What is commonly known as a Probate Trust is a really handy way of reducing the cost and hassle of having to deal with all the administration there has been a death in the family.  It also provides a great deal of protection.

Productively, the probate trust collects the assets in it (commonly a home) outside of the estate from the prospective of probate.  This hugely makes a difference with how it simplifies the paperwork after someone’s death, and in some instances can practically eliminate it.

The Main Features

  • Allows accelerated access to the funds for the family when the settlor’s passes away
  • Wards off the need to obtain probate in respect of the bond when the client passes away in respect of the trustee owned policy
  • Provides admission to the bond throughout a settlor’s lifetime
  • Probate trusts in Norfolk are available from trustworthy and reliable will writers
  • The bond is moved to trustees during the lifetime of the client
  • Payments may be made to the recipients (including the settlor) at any time
  • The trust will carry on to the end of the trust period or up until all the benefits have been distributed
  • After a settlor’s passing away, the trust may continue or be finished up with all the proceeds being paid out.
  • It saves the cost of probate for the bond
  • It ensures bond proceeds are paid in accordance with the client’s wishes

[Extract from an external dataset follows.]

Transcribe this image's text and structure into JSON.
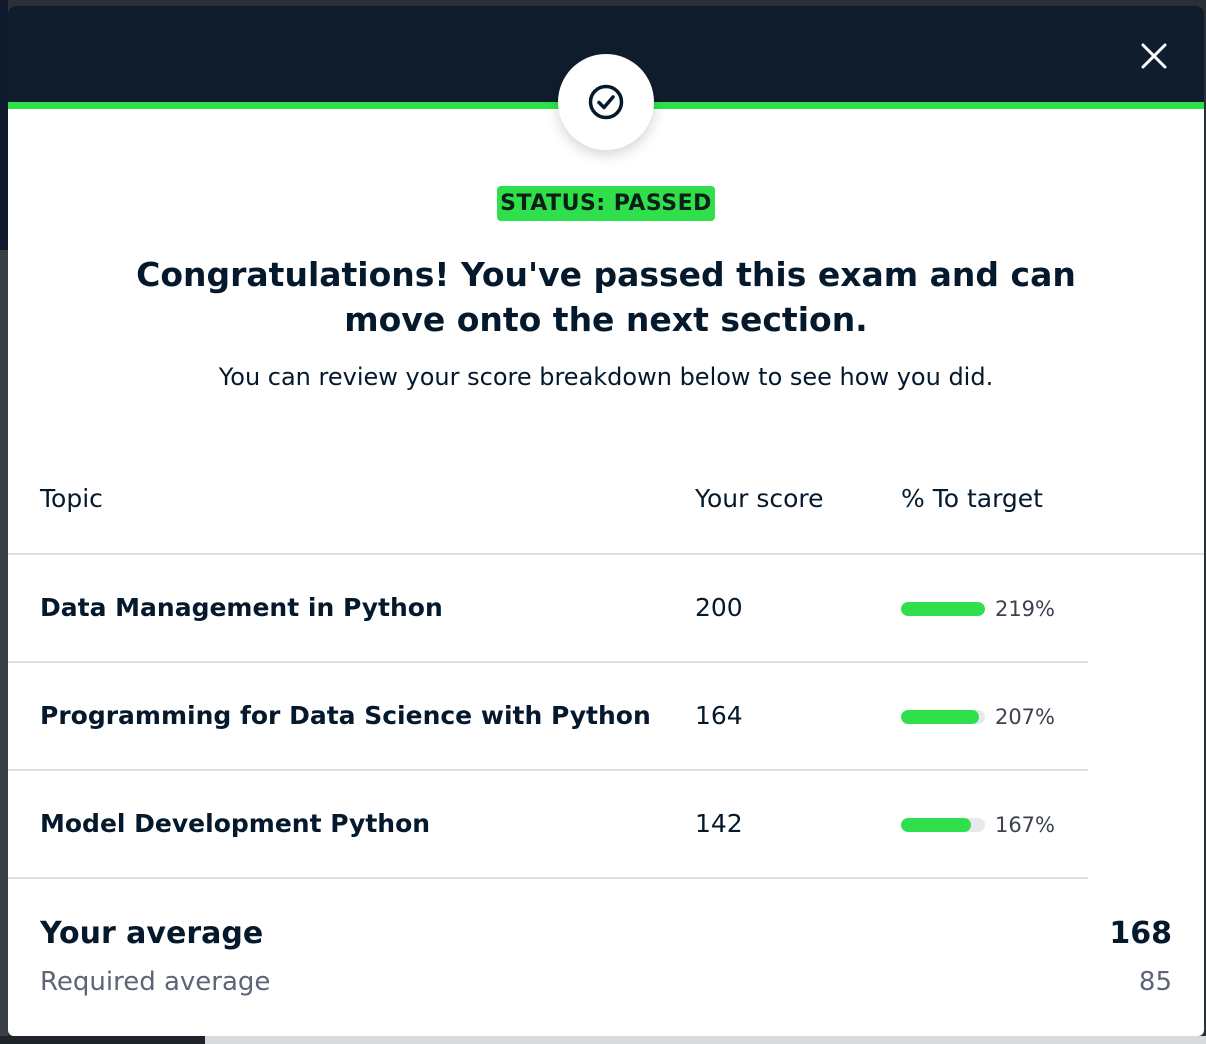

How you can set up a Probate Trust

A settlor will have to go through the following process so as to properly set up the trust:

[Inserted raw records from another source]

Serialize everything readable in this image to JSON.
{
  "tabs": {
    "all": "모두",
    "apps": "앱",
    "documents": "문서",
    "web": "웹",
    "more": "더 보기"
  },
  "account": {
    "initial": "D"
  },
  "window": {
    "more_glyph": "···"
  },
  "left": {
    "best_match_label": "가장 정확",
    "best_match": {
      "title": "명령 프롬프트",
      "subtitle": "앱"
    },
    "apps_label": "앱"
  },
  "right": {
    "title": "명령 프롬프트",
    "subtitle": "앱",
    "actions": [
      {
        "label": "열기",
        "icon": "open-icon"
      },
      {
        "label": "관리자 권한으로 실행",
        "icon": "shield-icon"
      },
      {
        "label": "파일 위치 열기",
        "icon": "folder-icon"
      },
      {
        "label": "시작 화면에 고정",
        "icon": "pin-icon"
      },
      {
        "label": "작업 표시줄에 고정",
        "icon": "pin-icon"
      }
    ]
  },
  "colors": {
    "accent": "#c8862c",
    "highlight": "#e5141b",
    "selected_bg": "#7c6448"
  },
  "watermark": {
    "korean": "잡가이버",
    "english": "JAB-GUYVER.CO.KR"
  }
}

  • Choose who the recipients are going to be
  • Make a determination on who the trustees will be
  • Select the most suitable investment you are comfortable with
  • Fill out the appropriate trust form(s) and request form from the investment of choice.

Probate trusts have advantages at any given time, although they often won’t provide any safeguard against local authorities if you are somehow likely to be in need of long term care. But the other advantages provided by a probate trust will make that mostly irrelevant for nearly everyone.

A probate trusts can help to prevent claims under the Inheritance Act from someone who you might not wish to inherit from you or allow some measure of control over who shall inherit, when and with what conditions – you can state detailed instructions to the Trustees who have been selected, or you can evenappoint legal professionals as expert trustees to make sure that all of your instructions are carried out to the letter.

And there is one thing that a probate trust does not do and that is to take the assets within it outside of the net for Inheritance Tax ambitions. The down to earth issue here is that the rest of the estate will have to bear the cost of Inheritance Tax, but is rarely any problem.

If in the Norfolk area, be sure to contact legal professionals with the know-how.